Prime Minister Theresa May's decision to call a snap election in June may have caught everyone unawares, but business groups have been quick to react.
A key concern for businesses is that election campaigning doesn't distract the Government from important matters in hand, including Brexit.
"Many business communities will understandably be concerned that attention will inevitably shift from the economy and the intricacies of leaving the EU to [the] election campaign," said Adam Marshall, director general of the British Chambers of Commerce (BCC). "Firms will want to be reassured that the key challenges facing the economy will be front and centre throughout any election period."
Carolyn Fairbairn, CBI director-general, agreed: "Distraction from the urgent priorities of seeking the best EU deal and improving UK productivity must be kept to a minimum."
She added: "It is essential to get the UK's foundations right, from building a skills base for the next generation to investing in infrastructure, energy and delivering a pro-enterprise tax environment. Whoever forms the next Government … should seek to build a partnership between business and Government that is the best in the world, based on trust and shared interest."
Stephen Martin, director general of the Institute of Directors (IoD), said the election would be a chance to "properly debate what leaving the EU means for the long term future of the UK, including how we continue to bring in the skills employers need".
He said: "Businesses are having to get used to being buffeted by the changing winds of politics at the moment, and will just have to endure yet another campaign. While Brexit will inevitably dominate the campaign, there are also much wider questions that need to be addressed on the changing nature of business and work, automation and our ageing society … the business voice must be heard in this crucial discussion."
Many businesses are hoping that the election will provide more clarity on Brexit. David Jinks, head of consumer research at ParcelHero, said: "Uncertainty is the most difficult problem facing UK exporters. Whatever the result, we are likely to get a clearer idea of how Brexit will develop; and that's better for British business.

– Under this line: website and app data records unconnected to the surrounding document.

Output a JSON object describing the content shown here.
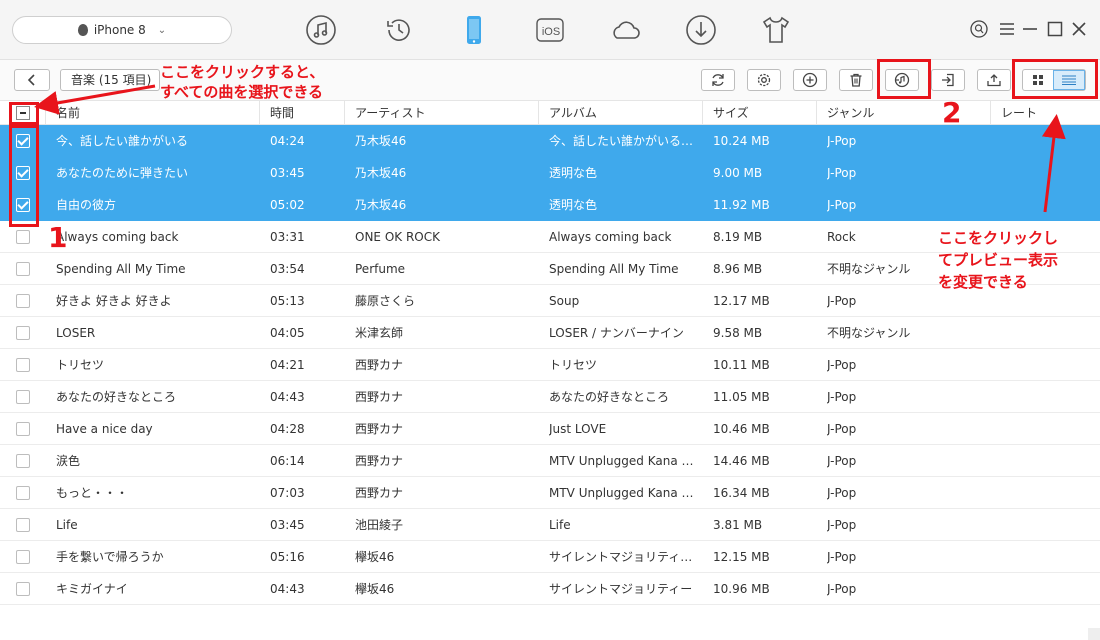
{
  "device": {
    "name": "iPhone 8"
  },
  "toolbar": {
    "folder_label": "音楽 (15 項目)"
  },
  "nav_icons": [
    "music-icon",
    "history-icon",
    "phone-icon",
    "ios-icon",
    "cloud-icon",
    "download-icon",
    "tshirt-icon"
  ],
  "nav_ios_text": "iOS",
  "columns": [
    "名前",
    "時間",
    "アーティスト",
    "アルバム",
    "サイズ",
    "ジャンル",
    "レート"
  ],
  "tracks": [
    {
      "name": "今、話したい誰かがいる",
      "time": "04:24",
      "artist": "乃木坂46",
      "album": "今、話したい誰かがいる (Sp...",
      "size": "10.24 MB",
      "genre": "J-Pop",
      "selected": true
    },
    {
      "name": "あなたのために弾きたい",
      "time": "03:45",
      "artist": "乃木坂46",
      "album": "透明な色",
      "size": "9.00 MB",
      "genre": "J-Pop",
      "selected": true
    },
    {
      "name": "自由の彼方",
      "time": "05:02",
      "artist": "乃木坂46",
      "album": "透明な色",
      "size": "11.92 MB",
      "genre": "J-Pop",
      "selected": true
    },
    {
      "name": "Always coming back",
      "time": "03:31",
      "artist": "ONE OK ROCK",
      "album": "Always coming back",
      "size": "8.19 MB",
      "genre": "Rock",
      "selected": false
    },
    {
      "name": "Spending All My Time",
      "time": "03:54",
      "artist": "Perfume",
      "album": "Spending All My Time",
      "size": "8.96 MB",
      "genre": "不明なジャンル",
      "selected": false
    },
    {
      "name": "好きよ 好きよ 好きよ",
      "time": "05:13",
      "artist": "藤原さくら",
      "album": "Soup",
      "size": "12.17 MB",
      "genre": "J-Pop",
      "selected": false
    },
    {
      "name": "LOSER",
      "time": "04:05",
      "artist": "米津玄師",
      "album": "LOSER / ナンバーナイン",
      "size": "9.58 MB",
      "genre": "不明なジャンル",
      "selected": false
    },
    {
      "name": "トリセツ",
      "time": "04:21",
      "artist": "西野カナ",
      "album": "トリセツ",
      "size": "10.11 MB",
      "genre": "J-Pop",
      "selected": false
    },
    {
      "name": "あなたの好きなところ",
      "time": "04:43",
      "artist": "西野カナ",
      "album": "あなたの好きなところ",
      "size": "11.05 MB",
      "genre": "J-Pop",
      "selected": false
    },
    {
      "name": "Have a nice day",
      "time": "04:28",
      "artist": "西野カナ",
      "album": "Just LOVE",
      "size": "10.46 MB",
      "genre": "J-Pop",
      "selected": false
    },
    {
      "name": "涙色",
      "time": "06:14",
      "artist": "西野カナ",
      "album": "MTV Unplugged Kana Ni...",
      "size": "14.46 MB",
      "genre": "J-Pop",
      "selected": false
    },
    {
      "name": "もっと・・・",
      "time": "07:03",
      "artist": "西野カナ",
      "album": "MTV Unplugged Kana Ni...",
      "size": "16.34 MB",
      "genre": "J-Pop",
      "selected": false
    },
    {
      "name": "Life",
      "time": "03:45",
      "artist": "池田綾子",
      "album": "Life",
      "size": "3.81 MB",
      "genre": "J-Pop",
      "selected": false
    },
    {
      "name": "手を繋いで帰ろうか",
      "time": "05:16",
      "artist": "欅坂46",
      "album": "サイレントマジョリティー (Spec...",
      "size": "12.15 MB",
      "genre": "J-Pop",
      "selected": false
    },
    {
      "name": "キミガイナイ",
      "time": "04:43",
      "artist": "欅坂46",
      "album": "サイレントマジョリティー",
      "size": "10.96 MB",
      "genre": "J-Pop",
      "selected": false
    }
  ],
  "annotations": {
    "select_all_line1": "ここをクリックすると、",
    "select_all_line2": "すべての曲を選択できる",
    "num1": "1",
    "num2": "2",
    "preview_line1": "ここをクリックし",
    "preview_line2": "てプレビュー表示",
    "preview_line3": "を変更できる"
  },
  "colors": {
    "selection": "#3fa9ec",
    "annotation": "#e8141b"
  }
}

"A snap general election is likely to resolve many uncertainties facing UK exporters far more swiftly than long negotiations by a Government with a thin majority would have done. Whatever the colour of the party taking control after 8 June, British businesses will win from the snap election."